Reliable HomeOffice, 1998 Winter

Sep 01, 1998 9:30 PM  By

With more and more people setting up consultancies in their basements and telecommuting from their dens, the line between “home” and “office” has blurred considerably. And with its catalog of home office furniture, electronics, and supplies, Reliable aims to take advantage of the small office/home office boom.

Reliable defines its target customers as “entrepreneurs,” and the cover gatefold photo of a cherrywood-finished wraparound desk is clearly fitting for a successful, or soon-to-be successful, executive. The merchandise within continues the theme of success: leather recliners, gold-plated pens, handcrafted hardwood bookcases, and the like. The excellent photography, particularly the depictions of entire office suites complete with a plant on the desk, flatters the products. “The tone connotes elegance and class,” notes a judge, although another panelist frets that “real people don’t work here.”

A few panelists have reservations about some of the “adult toys,” such as a computer bridge game, a CD rack in the shape of the Eiffel Tower, and a ’90s take on the lava lamp. The inclusion of such discretionary items is no doubt meant to boost the average order size and keep first-time buyers coming back. Nonetheless, as one judge says, “the truly frivolous products seem out of place.”

Not one of the judges, however, deems the copy frivolous or out of place. “Relevant and interesting, it emphasizes the benefit-based features,” says a panelist. “and includes all necessary specifications, giving the customer enough information to make the purchase without extensive technical support, which probably reduces the length of calls and the amount of product training for reps.”

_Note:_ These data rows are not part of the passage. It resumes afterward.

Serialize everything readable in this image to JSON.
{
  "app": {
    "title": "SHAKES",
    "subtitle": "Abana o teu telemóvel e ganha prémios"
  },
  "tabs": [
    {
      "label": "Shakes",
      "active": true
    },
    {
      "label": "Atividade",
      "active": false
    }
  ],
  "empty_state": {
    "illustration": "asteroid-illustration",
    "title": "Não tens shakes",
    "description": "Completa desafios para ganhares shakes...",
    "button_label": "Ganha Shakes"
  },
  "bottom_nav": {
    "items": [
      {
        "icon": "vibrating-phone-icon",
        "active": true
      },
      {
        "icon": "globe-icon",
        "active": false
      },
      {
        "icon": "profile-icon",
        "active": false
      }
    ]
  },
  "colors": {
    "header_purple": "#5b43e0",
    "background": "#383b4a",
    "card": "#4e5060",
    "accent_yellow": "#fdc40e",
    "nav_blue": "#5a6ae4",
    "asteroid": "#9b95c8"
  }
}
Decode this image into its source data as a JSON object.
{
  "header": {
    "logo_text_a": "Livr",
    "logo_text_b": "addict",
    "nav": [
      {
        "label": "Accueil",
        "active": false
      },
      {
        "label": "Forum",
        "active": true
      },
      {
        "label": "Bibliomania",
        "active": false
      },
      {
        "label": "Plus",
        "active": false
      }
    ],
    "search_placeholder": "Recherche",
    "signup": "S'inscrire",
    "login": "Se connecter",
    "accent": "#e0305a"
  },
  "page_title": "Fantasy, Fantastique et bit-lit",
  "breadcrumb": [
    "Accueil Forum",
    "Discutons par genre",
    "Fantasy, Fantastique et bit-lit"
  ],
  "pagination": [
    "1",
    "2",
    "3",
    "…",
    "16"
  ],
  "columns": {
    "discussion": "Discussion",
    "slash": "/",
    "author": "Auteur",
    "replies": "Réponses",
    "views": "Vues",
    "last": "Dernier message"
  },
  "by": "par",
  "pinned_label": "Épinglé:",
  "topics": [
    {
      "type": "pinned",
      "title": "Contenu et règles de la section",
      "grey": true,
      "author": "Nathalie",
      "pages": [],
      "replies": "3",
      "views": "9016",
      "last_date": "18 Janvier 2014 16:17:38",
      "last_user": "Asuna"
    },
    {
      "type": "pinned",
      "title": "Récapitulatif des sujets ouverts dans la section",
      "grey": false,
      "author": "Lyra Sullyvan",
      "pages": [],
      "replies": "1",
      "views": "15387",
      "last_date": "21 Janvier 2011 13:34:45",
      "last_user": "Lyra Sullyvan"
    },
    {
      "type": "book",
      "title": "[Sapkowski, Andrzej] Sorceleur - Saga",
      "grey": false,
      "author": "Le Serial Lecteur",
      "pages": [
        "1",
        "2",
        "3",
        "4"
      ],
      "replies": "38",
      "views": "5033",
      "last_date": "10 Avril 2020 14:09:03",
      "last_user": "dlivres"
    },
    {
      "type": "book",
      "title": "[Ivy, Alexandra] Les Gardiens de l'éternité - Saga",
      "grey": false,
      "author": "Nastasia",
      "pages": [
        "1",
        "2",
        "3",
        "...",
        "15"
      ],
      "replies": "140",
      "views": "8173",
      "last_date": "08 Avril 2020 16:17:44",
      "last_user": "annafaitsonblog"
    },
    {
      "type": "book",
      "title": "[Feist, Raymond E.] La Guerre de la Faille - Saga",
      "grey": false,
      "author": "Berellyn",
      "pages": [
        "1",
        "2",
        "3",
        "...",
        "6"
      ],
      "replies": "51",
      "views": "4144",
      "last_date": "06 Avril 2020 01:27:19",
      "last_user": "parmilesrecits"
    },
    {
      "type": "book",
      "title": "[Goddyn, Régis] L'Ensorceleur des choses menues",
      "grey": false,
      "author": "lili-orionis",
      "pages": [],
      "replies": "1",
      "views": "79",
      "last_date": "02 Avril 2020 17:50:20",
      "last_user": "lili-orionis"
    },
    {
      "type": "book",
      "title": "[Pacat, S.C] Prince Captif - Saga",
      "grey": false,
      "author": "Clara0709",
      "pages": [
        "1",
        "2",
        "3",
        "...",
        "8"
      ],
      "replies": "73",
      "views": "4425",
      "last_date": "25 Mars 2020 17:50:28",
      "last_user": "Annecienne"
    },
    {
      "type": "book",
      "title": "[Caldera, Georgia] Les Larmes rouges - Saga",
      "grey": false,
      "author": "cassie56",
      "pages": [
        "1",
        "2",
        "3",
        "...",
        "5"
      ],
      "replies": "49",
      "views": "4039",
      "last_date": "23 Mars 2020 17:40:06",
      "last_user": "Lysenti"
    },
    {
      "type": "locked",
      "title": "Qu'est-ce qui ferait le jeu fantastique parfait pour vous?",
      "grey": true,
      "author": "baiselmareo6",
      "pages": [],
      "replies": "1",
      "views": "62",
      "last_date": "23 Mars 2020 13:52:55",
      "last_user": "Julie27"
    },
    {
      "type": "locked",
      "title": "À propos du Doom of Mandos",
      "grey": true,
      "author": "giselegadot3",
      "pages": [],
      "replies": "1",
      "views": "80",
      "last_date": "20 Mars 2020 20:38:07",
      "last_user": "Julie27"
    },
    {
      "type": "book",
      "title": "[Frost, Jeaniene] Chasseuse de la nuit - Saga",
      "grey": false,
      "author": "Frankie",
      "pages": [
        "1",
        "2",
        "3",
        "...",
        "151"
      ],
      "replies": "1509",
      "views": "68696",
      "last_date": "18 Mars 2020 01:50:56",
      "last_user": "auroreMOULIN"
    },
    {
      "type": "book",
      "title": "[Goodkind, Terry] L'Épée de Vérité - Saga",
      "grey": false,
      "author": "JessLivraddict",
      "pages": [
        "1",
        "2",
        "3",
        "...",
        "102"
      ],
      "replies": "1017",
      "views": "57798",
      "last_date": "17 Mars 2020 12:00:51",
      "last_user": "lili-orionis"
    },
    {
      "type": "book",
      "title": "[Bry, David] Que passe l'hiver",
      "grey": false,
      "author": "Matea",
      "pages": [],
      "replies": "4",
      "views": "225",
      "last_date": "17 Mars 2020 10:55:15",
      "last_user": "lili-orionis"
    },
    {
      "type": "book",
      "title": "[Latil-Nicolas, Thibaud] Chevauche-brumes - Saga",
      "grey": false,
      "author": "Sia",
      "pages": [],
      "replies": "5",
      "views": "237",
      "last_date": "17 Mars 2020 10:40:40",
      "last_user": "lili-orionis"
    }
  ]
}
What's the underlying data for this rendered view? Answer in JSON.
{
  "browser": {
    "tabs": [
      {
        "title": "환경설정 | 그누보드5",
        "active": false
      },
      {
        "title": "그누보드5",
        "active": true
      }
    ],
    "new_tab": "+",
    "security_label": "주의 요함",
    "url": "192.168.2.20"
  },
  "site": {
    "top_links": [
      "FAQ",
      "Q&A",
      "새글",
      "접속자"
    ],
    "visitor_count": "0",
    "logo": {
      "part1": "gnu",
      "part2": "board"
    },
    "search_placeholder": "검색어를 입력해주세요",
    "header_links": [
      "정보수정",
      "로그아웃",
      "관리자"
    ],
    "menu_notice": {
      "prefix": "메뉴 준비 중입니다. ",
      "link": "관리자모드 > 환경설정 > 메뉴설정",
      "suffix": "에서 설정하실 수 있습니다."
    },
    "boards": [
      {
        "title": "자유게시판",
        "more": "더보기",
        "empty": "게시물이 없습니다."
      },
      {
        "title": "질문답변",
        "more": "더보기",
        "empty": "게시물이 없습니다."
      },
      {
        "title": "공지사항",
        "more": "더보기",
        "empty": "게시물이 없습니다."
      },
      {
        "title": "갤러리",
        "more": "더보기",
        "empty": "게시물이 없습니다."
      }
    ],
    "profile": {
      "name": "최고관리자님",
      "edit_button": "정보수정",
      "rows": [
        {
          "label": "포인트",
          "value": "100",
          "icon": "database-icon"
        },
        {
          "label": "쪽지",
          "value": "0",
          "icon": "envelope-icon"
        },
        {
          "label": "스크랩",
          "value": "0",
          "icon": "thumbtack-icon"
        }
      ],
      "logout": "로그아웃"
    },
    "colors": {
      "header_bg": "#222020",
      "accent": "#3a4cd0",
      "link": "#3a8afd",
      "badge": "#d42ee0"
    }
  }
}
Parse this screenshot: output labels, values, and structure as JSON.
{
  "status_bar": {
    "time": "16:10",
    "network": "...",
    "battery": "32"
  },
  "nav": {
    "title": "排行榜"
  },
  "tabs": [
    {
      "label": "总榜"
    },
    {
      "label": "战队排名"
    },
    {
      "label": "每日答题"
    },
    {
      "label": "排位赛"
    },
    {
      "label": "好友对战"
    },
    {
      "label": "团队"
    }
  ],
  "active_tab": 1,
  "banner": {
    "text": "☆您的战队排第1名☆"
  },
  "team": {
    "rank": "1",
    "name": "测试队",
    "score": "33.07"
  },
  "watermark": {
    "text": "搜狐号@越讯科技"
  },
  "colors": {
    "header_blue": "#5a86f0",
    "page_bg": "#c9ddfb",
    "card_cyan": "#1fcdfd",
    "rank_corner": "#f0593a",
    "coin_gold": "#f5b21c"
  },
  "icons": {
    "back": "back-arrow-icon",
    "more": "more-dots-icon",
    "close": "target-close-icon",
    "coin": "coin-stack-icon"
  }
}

Reliable also excels in customer service options. “The catalog covers all the ‘hot buttons’-Deluxe Delivery, in which the delivery team will even set up the furniture for you; the 4 Easy Payments plan; and that complete guarantee, with ‘no questions asked,’” a judge raves. The only beef the panelists have with Reliable’s service is that the catalog doesn’t play it up enough. “Reliable seems to unfortunately resist making its service advantage part of its selling message. Its services are almost invisible until you find the order form.” Another judge adds, “Reliable is selling itself short.” It’s the rare cataloger that is criticized not for its lack of service options but for not playing up its wealth of service options. In this, and in its creation of “a magazinelike, easy-to-read catalog that addresses its intended audience well,” Reliable HomeOffice proves itself rare indeed.